Work required: Output all of the records again, exactly as written.

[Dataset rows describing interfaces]
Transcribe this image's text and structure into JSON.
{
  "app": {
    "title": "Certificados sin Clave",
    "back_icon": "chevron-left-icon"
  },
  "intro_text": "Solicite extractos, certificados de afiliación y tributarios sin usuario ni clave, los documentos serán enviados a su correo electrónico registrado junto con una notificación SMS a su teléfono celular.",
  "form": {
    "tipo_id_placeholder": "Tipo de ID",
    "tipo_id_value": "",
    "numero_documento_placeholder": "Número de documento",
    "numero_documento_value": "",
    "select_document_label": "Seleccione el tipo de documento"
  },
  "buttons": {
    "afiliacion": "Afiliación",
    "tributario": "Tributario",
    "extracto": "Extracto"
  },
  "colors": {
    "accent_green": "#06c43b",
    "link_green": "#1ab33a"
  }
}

Solved problem:
Transcribe this image's text and structure into JSON.
{
  "app": {
    "title": "Certificados sin Clave",
    "back_icon": "chevron-left-icon"
  },
  "intro_text": "Solicite extractos, certificados de afiliación y tributarios sin usuario ni clave, los documentos serán enviados a su correo electrónico registrado junto con una notificación SMS a su teléfono celular.",
  "form": {
    "tipo_id_placeholder": "Tipo de ID",
    "tipo_id_value": "",
    "numero_documento_placeholder": "Número de documento",
    "numero_documento_value": "",
    "select_document_label": "Seleccione el tipo de documento"
  },
  "buttons": {
    "afiliacion": "Afiliación",
    "tributario": "Tributario",
    "extracto": "Extracto"
  },
  "colors": {
    "accent_green": "#06c43b",
    "link_green": "#1ab33a"
  }
}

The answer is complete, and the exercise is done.